## Task statement
Go over the listing below line by line, and return each one holding the string "Pictures".

## Data for this task
>>>>>

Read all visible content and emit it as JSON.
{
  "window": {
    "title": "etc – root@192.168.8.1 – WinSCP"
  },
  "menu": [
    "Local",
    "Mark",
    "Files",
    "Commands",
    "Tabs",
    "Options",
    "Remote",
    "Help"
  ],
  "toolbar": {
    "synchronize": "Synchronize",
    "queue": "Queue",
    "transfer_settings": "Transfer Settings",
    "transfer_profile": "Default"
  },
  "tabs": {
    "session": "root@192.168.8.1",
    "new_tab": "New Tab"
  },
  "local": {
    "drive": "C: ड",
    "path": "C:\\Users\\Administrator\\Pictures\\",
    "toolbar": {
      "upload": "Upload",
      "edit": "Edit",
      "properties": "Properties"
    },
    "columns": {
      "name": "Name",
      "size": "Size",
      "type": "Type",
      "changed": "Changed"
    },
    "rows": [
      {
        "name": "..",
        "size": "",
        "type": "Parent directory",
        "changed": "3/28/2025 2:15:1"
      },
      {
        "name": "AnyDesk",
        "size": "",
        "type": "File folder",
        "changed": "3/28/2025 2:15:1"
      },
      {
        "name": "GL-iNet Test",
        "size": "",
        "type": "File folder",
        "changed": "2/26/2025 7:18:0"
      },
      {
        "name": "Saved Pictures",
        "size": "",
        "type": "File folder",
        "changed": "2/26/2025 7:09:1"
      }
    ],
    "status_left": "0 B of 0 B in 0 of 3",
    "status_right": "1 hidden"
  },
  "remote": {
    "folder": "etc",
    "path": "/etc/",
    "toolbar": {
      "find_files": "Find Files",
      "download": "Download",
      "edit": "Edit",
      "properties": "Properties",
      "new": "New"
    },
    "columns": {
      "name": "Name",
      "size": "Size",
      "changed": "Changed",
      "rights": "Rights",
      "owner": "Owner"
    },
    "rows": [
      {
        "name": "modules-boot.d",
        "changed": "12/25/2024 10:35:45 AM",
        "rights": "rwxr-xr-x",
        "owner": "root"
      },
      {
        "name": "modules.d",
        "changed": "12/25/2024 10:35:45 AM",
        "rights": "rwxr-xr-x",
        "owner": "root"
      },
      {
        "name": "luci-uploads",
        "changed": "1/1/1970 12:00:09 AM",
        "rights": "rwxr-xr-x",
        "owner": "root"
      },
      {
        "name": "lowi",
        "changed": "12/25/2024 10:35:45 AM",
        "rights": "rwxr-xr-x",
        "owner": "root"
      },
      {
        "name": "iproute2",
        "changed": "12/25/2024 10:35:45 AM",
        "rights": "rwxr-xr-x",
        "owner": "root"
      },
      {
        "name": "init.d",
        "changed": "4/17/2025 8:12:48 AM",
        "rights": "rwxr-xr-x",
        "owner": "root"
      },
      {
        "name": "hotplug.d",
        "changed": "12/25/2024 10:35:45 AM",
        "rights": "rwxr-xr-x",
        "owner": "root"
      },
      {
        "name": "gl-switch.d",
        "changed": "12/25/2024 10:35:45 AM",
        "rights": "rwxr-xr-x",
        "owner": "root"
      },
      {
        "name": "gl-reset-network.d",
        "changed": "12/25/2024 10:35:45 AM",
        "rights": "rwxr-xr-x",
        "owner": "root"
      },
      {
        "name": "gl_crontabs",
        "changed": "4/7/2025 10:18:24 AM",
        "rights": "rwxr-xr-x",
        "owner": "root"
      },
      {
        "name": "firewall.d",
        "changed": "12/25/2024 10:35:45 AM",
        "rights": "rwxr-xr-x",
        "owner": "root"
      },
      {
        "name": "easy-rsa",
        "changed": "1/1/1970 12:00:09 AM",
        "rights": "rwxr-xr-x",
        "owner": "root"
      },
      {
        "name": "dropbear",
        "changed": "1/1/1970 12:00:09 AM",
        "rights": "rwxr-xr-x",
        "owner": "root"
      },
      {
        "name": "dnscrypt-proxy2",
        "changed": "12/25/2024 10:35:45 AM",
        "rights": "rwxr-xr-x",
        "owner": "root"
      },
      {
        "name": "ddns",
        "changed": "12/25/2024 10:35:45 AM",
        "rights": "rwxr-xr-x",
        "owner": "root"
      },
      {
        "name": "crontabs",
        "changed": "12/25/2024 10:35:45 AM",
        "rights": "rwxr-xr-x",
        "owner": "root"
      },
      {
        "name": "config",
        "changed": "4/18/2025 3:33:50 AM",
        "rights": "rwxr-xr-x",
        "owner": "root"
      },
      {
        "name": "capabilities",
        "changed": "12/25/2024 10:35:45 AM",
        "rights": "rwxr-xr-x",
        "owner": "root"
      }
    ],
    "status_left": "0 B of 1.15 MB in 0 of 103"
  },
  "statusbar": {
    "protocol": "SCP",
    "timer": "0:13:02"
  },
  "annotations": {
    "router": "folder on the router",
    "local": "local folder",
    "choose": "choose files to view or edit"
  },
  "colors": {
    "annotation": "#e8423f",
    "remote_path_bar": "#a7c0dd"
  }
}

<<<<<

## Result for this exercise
    "path": "C:\\Users\\Administrator\\Pictures\\",
        "name": "Saved Pictures",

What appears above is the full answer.